“Live from the Wetlands”
My Bolsa Chica Ecology Event Experience!
By David Nguyen

Editor’s note: David Nguyen is a student in Tom Pfeifer’s AP Environmental Science Class at Segerstrom High School in Santa Ana. Mr. Pfeifer’s classes are taking advantage of the Amigos’ new virtual tour accompanied by a Naturalist broadcasting “Live from the Wetlands.” If you are a trained Naturalist, please consider volunteering to help with this exciting new program and continue the Amigos’ efforts to teach kids about the importance of wetlands.

I was excited to hear from my AP Environmental Science teacher about taking a break from our assignments for a day and to hear from the Bolsa Chica Ecological Reserve. Even though it took place in Zoom, I still had an amazing time at the event because of Amigos De Bolsa Chica and the tons of information we got from it.
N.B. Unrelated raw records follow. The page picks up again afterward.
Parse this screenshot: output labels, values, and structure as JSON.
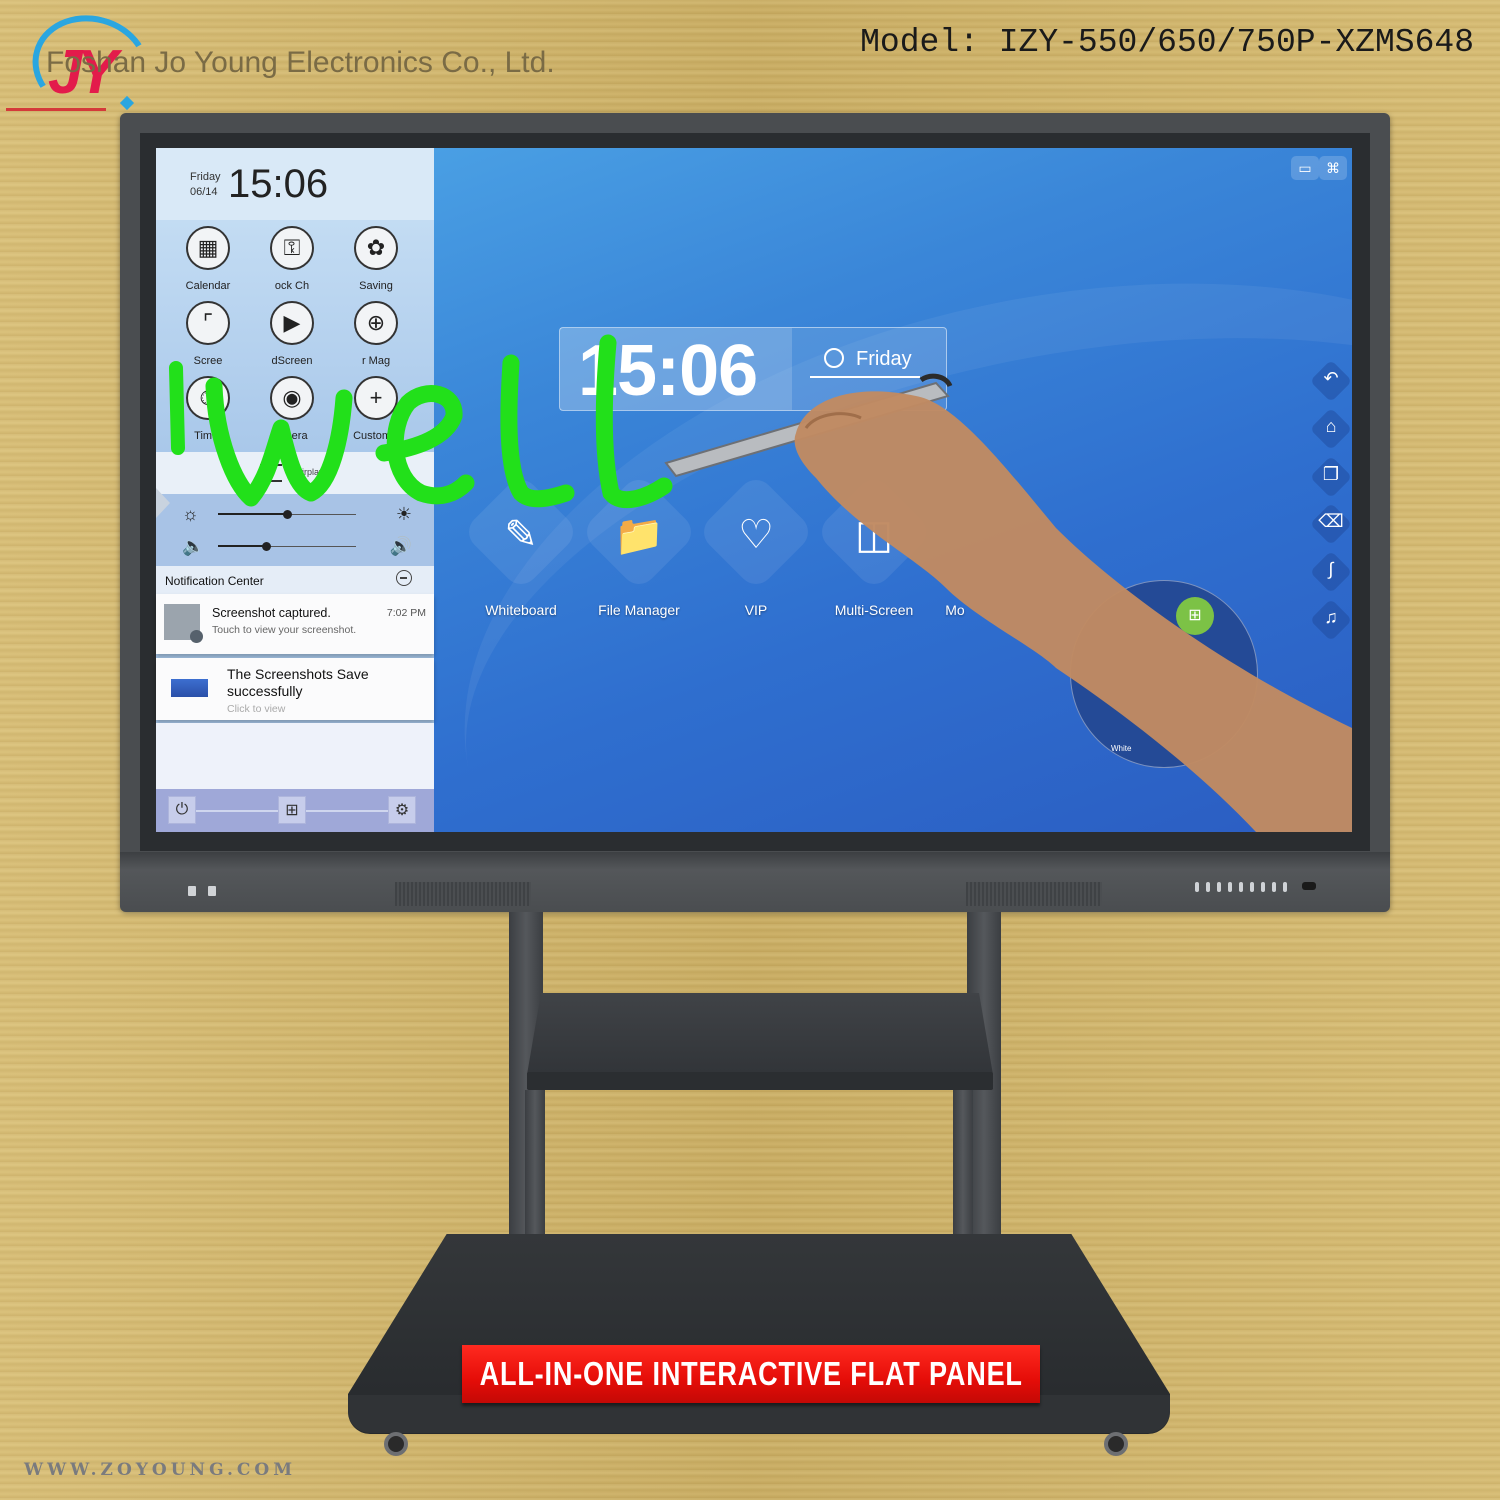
{
  "header": {
    "company_name": "Foshan Jo Young Electronics Co., Ltd.",
    "logo_text": "JY",
    "model_label": "Model: IZY-550/650/750P-XZMS648"
  },
  "colors": {
    "background_gold": "#cfb46c",
    "logo_red": "#e31b4b",
    "logo_blue": "#2aa6e0",
    "screen_blue": "#3a86d8",
    "ink_green": "#22e01a",
    "banner_red": "#e50d08"
  },
  "control_panel": {
    "date_day": "Friday",
    "date_num": "06/14",
    "time": "15:06",
    "tiles": [
      {
        "icon": "calendar-icon",
        "label": "Calendar"
      },
      {
        "icon": "unlock-icon",
        "label": "ock   Ch"
      },
      {
        "icon": "leaf-icon",
        "label": "Saving"
      },
      {
        "icon": "crop-icon",
        "label": "Scree"
      },
      {
        "icon": "video-camera-icon",
        "label": "dScreen"
      },
      {
        "icon": "zoom-in-icon",
        "label": "r    Mag"
      },
      {
        "icon": "timer-icon",
        "label": "Timer"
      },
      {
        "icon": "camera-icon",
        "label": "amera"
      },
      {
        "icon": "plus-icon",
        "label": "Customiz"
      }
    ],
    "airplay_label": "Airplay",
    "brightness_level": 0.5,
    "volume_level": 0.35,
    "notification_center_label": "Notification Center",
    "notifications": [
      {
        "title": "Screenshot captured.",
        "subtitle": "Touch to view your screenshot.",
        "time": "7:02 PM"
      },
      {
        "title": "The Screenshots Save successfully",
        "subtitle": "Click to view"
      }
    ],
    "dock": [
      {
        "icon": "power-icon"
      },
      {
        "icon": "windows-icon"
      },
      {
        "icon": "settings-gear-icon"
      }
    ]
  },
  "home_screen": {
    "clock_time": "15:06",
    "clock_day": "Friday",
    "apps": [
      {
        "label": "Whiteboard",
        "icon": "whiteboard-icon"
      },
      {
        "label": "File Manager",
        "icon": "folder-icon"
      },
      {
        "label": "VIP",
        "icon": "diamond-icon"
      },
      {
        "label": "Multi-Screen",
        "icon": "multi-screen-icon"
      },
      {
        "label": "Mo"
      }
    ],
    "floating_menu_label": "White",
    "status_icons": [
      "screen-share-icon",
      "wifi-icon"
    ],
    "side_rail": [
      "back-icon",
      "home-icon",
      "recent-apps-icon",
      "eraser-icon",
      "annotation-icon",
      "bell-icon"
    ],
    "handwriting_text": "well"
  },
  "product": {
    "banner_text": "ALL-IN-ONE INTERACTIVE FLAT PANEL",
    "website": "WWW.ZOYOUNG.COM"
  }
}
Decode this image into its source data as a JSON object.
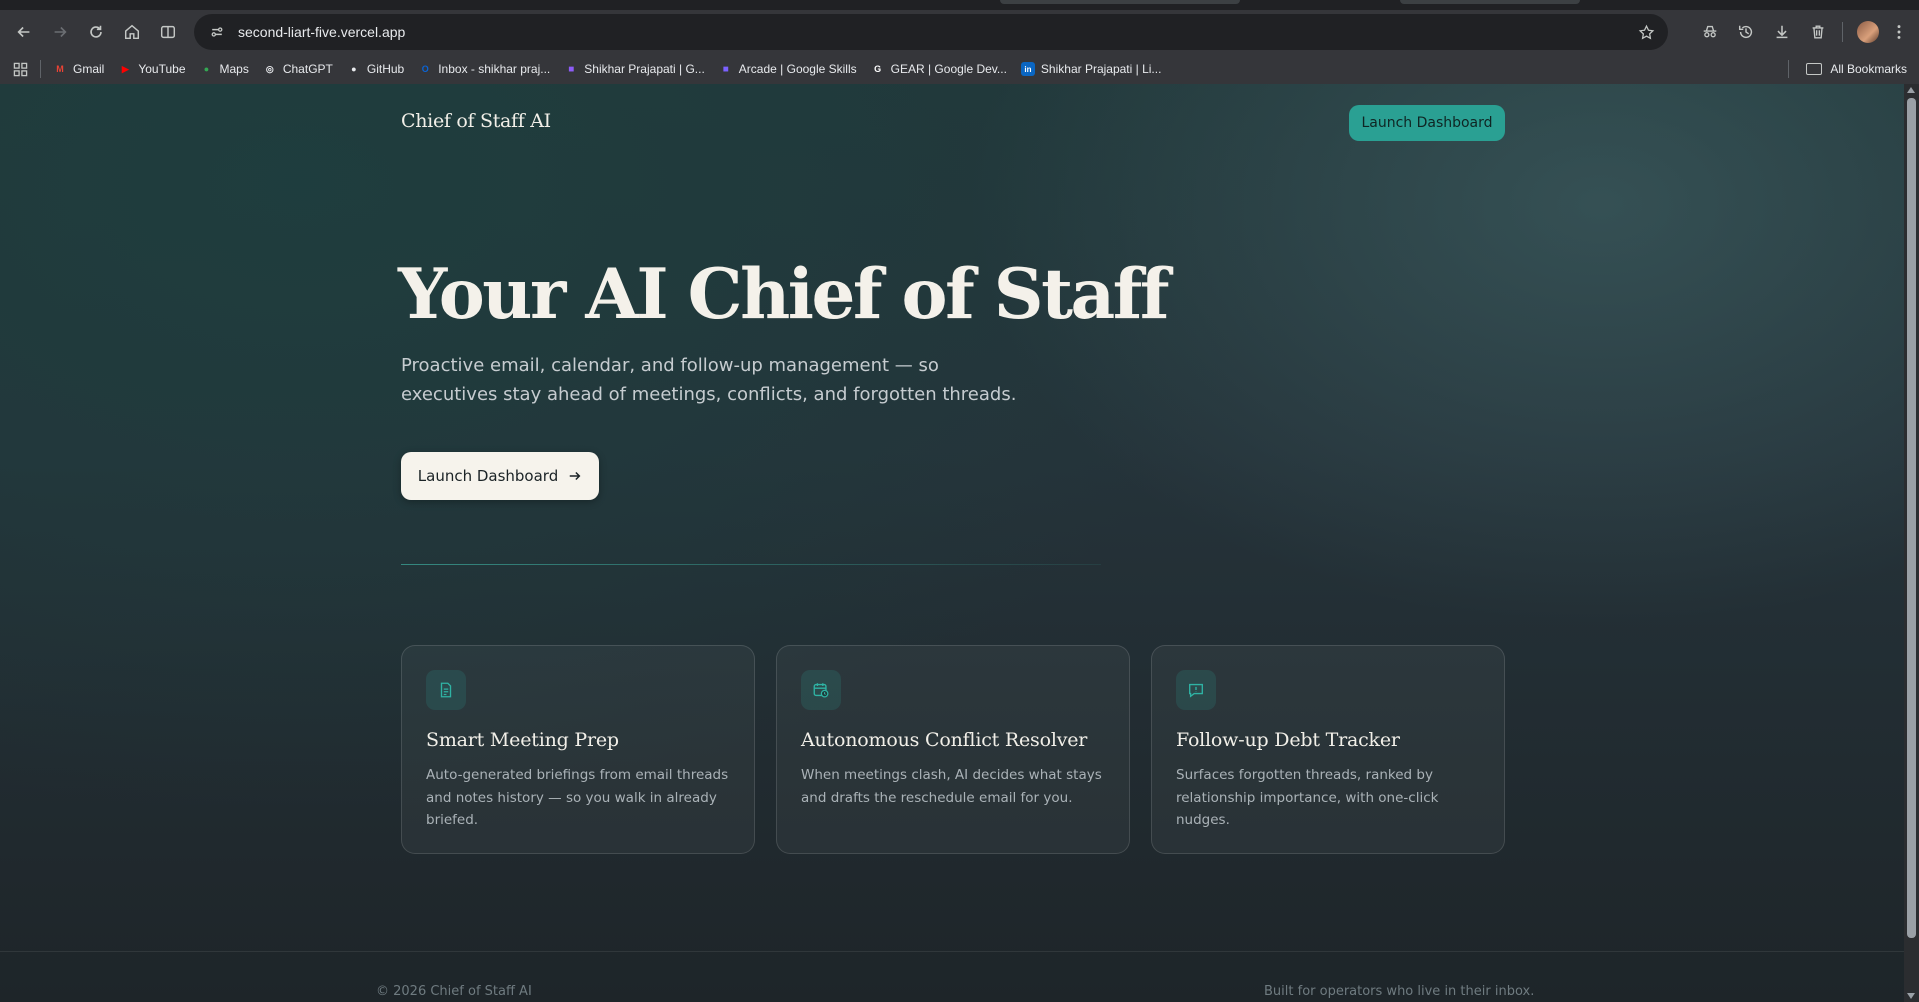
{
  "browser": {
    "url": "second-liart-five.vercel.app",
    "bookmarks": [
      {
        "label": "Gmail",
        "icon": "gmail-icon",
        "color": "#ea4335"
      },
      {
        "label": "YouTube",
        "icon": "youtube-icon",
        "color": "#ff0000"
      },
      {
        "label": "Maps",
        "icon": "maps-icon",
        "color": "#34a853"
      },
      {
        "label": "ChatGPT",
        "icon": "chatgpt-icon",
        "color": "#e8eaed"
      },
      {
        "label": "GitHub",
        "icon": "github-icon",
        "color": "#e8eaed"
      },
      {
        "label": "Inbox - shikhar praj...",
        "icon": "outlook-icon",
        "color": "#0a64d6"
      },
      {
        "label": "Shikhar Prajapati | G...",
        "icon": "purple-icon",
        "color": "#8e5cf7"
      },
      {
        "label": "Arcade | Google Skills",
        "icon": "arcade-icon",
        "color": "#7b61ff"
      },
      {
        "label": "GEAR | Google Dev...",
        "icon": "google-icon",
        "color": "#ffffff"
      },
      {
        "label": "Shikhar Prajapati | Li...",
        "icon": "linkedin-icon",
        "color": "#0a66c2"
      }
    ],
    "all_bookmarks": "All Bookmarks"
  },
  "header": {
    "brand": "Chief of Staff AI",
    "cta": "Launch Dashboard"
  },
  "hero": {
    "title": "Your AI Chief of Staff",
    "subtitle": "Proactive email, calendar, and follow-up management — so executives stay ahead of meetings, conflicts, and forgotten threads.",
    "cta": "Launch Dashboard"
  },
  "features": [
    {
      "title": "Smart Meeting Prep",
      "description": "Auto-generated briefings from email threads and notes history — so you walk in already briefed.",
      "icon": "document-icon"
    },
    {
      "title": "Autonomous Conflict Resolver",
      "description": "When meetings clash, AI decides what stays and drafts the reschedule email for you.",
      "icon": "calendar-clock-icon"
    },
    {
      "title": "Follow-up Debt Tracker",
      "description": "Surfaces forgotten threads, ranked by relationship importance, with one-click nudges.",
      "icon": "message-icon"
    }
  ],
  "footer": {
    "left": "© 2026 Chief of Staff AI",
    "right": "Built for operators who live in their inbox."
  },
  "colors": {
    "accent": "#2aa093",
    "hero_text": "#f4f1ea"
  }
}
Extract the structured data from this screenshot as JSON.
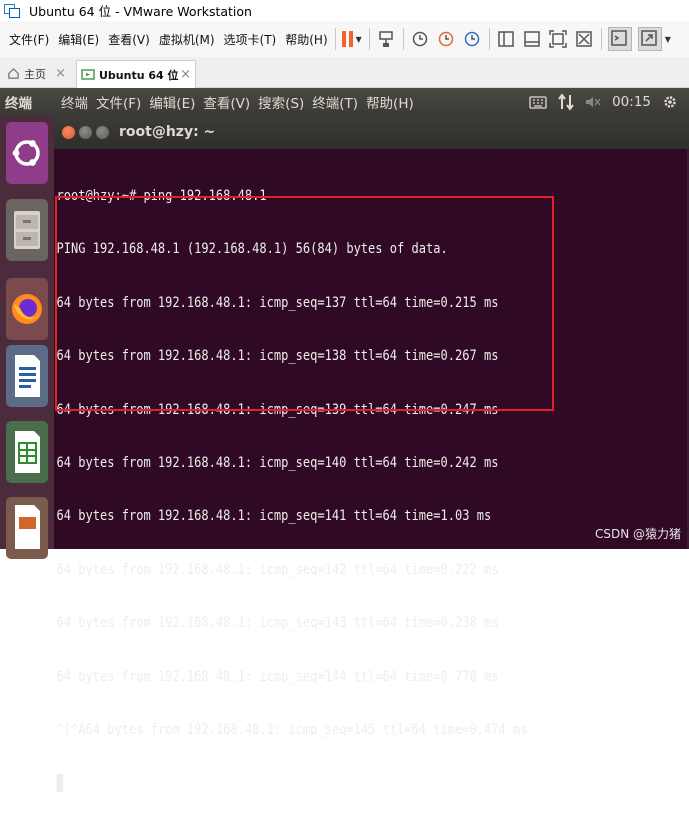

decorative"Live from the Wetlands"
Amigos de Bolsa Chica did an amazing job at engaging us in our event. I initially came into the Zoom meeting thinking it was going to be a typical virtual information session, but the passion they had in teaching us about the reserve made this virtual event very different from the ones I’ve gone to for school. They showed lots of enthusiasm in introducing us to the Bolsa Chica Ecological Reserve and used tons of visuals, videos, and sceneries at the reserve to make our experience interesting. We got to see tons of creatures we’ve never seen before like phytoplankton and zooplankton. As it was windy at the Bolsa Chica Ecological Reserve during our event, these materials became really helpful when they were reiterating their explanations about the reserve so that we could get the most out of our event.

I left the event learning so much about the importance of ecosystems in our world. I was surprised to learn about the reserve’s history and how many people throughout Huntington Beach demanded at a state level to restore the reserve to its original state after construction of new infrastructure. The countless animals we saw at the Reserve, besides the plankton, were astonishing as they all had unique characteristics and behavior like their techniques to catch prey. Even the plants were interesting because we learned about their techniques to survive the reserve’s harsh soil and harnessed the soil’s high salt concentrations to stimulate photosynthesis. Everything about these organisms made so much sense when staff connected them to the reserve’s food chains and the Pacific Flyway. They also put lots of effort into answering our questions, giving us tons of information about it and wrapping more of what we learned together.

Again, my experience at Bolsa Chica was amazing. I hope to have more sessions with them, whether in my AP Environmental Science class or outside of school, so that I can continue to learn about the environment and why it’s important to us.